Folk Costume from Niwiska Hupka Manor
The beds were beautifully made with a comforter and with feather pillows (a lot of geese were raised.) Sometimes there were small pillows set very high.
The house was covered with a thatched roof. The hay was bundled and sewed into the roof. In the center of the roof was a chimney, from which smoke came out whenever we were burning something.
Michael’s house had a stork’s nest on the roof. The storks would fly in during the spring season and circle over their nest as if to greet it. There they raised their young. The older ones would bring frogs, snakes, and fish to their young ones. It was believed whoever had a stork’s nest on their house would have good fortune for the family.

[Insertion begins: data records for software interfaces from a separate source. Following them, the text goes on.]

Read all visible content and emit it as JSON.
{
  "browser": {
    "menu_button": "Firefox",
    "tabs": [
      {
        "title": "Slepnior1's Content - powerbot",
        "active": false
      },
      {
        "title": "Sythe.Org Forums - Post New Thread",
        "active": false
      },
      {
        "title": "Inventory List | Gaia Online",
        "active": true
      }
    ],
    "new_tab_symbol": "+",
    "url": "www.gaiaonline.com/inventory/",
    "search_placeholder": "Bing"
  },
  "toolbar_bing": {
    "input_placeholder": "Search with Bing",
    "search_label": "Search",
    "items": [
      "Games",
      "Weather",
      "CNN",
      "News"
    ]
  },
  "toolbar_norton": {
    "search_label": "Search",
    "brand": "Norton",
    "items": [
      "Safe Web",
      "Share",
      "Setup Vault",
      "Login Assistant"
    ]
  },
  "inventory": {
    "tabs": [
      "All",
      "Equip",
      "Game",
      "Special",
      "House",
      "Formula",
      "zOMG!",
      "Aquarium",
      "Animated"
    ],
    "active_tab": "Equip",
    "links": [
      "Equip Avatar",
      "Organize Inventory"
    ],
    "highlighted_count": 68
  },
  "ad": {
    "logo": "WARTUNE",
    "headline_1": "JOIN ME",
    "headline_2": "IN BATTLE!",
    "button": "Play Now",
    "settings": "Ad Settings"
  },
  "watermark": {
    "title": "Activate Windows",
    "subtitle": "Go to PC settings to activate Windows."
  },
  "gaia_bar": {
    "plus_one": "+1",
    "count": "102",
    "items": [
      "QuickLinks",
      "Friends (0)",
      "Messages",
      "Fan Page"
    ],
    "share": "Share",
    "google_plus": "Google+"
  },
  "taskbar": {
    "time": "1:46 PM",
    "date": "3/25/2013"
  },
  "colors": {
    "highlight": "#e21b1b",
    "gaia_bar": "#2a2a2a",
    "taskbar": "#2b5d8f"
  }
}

Even to this day, the villagers consider a stork as a sign of good luck.
The homes were whitened on the outside with lime. Next to Michael’s house were pear trees. There was a very old one named “Palka” which means “the stick.” They also had apple trees, and four were called “Tartars.”
Wheat was sown in the adjacent field. There were two big rocks by a tree and were used as grinding devices by swiveling the stones with the grain resulting in quern ground meal. Wheat was also milled into flour for bread and a second kind of wheat was intended for noodles or pierogies. Another wheat was allowed to ferment and made into beet broth.
The home was landscaped with a wooden fence around the garden. From the north side, there stood two large beekeeper’s hives, a new one, and an older one. The bees also made a home in the recess that formed in one of the wider trees. In the fall, Michal would collect the honey and the children would be thrilled to lick the utensils and clean their fingers of fresh honey. Once, Aunt Ludwika (Louise Domino) ate so much honey for herself it was said it began to come through the skin on her belly!
Old Beehives from Kolbuszowa Skansen
Flowers, raspberries, chamomile and wild thyme grew in the garden. The flowers bloomed all summer long, In the fields, Michal sowed a lot of Tartarian buckwheat because when the buckwheat bloomed, the bees made a lot of honey.
By each farm was a well for drawing water. Michal’s well never seemed to have much water in it. The livestock, horses, and oxen were watered in the pond because it was low-lying and well supplied with water. For drinking and cooking, we had to bring water from a neighboring farm’s well, and it was far.
Pond at Kolbuszowa Skansen
Next to the house in the yard were farm structures−a barn for livestock or oxen, a field which was a sun drying area, where with flails the grain was watered down, and the space next to it was for grain. Next to that was a tool shed for things that were necessary for work in the fields like a wooden plough, wooden weapons, a cart used for plowing. On the other side were areas for hay or straw.
My cousin Maria and her husband Jozef showed us how to use a sickle and wheat thrasher
Beyond the farm stretched fields and roads. Further still beyond the fields were the forests.
Wojceich the horse from Niwiska
Update on water distribution in the late 1990’s: The water problem had been solved; nobody carried water since a waterworks was built in Niwiska. Water is connected to every home, so if Michal and his three wives were alive, they wouldn’t have to carry their water.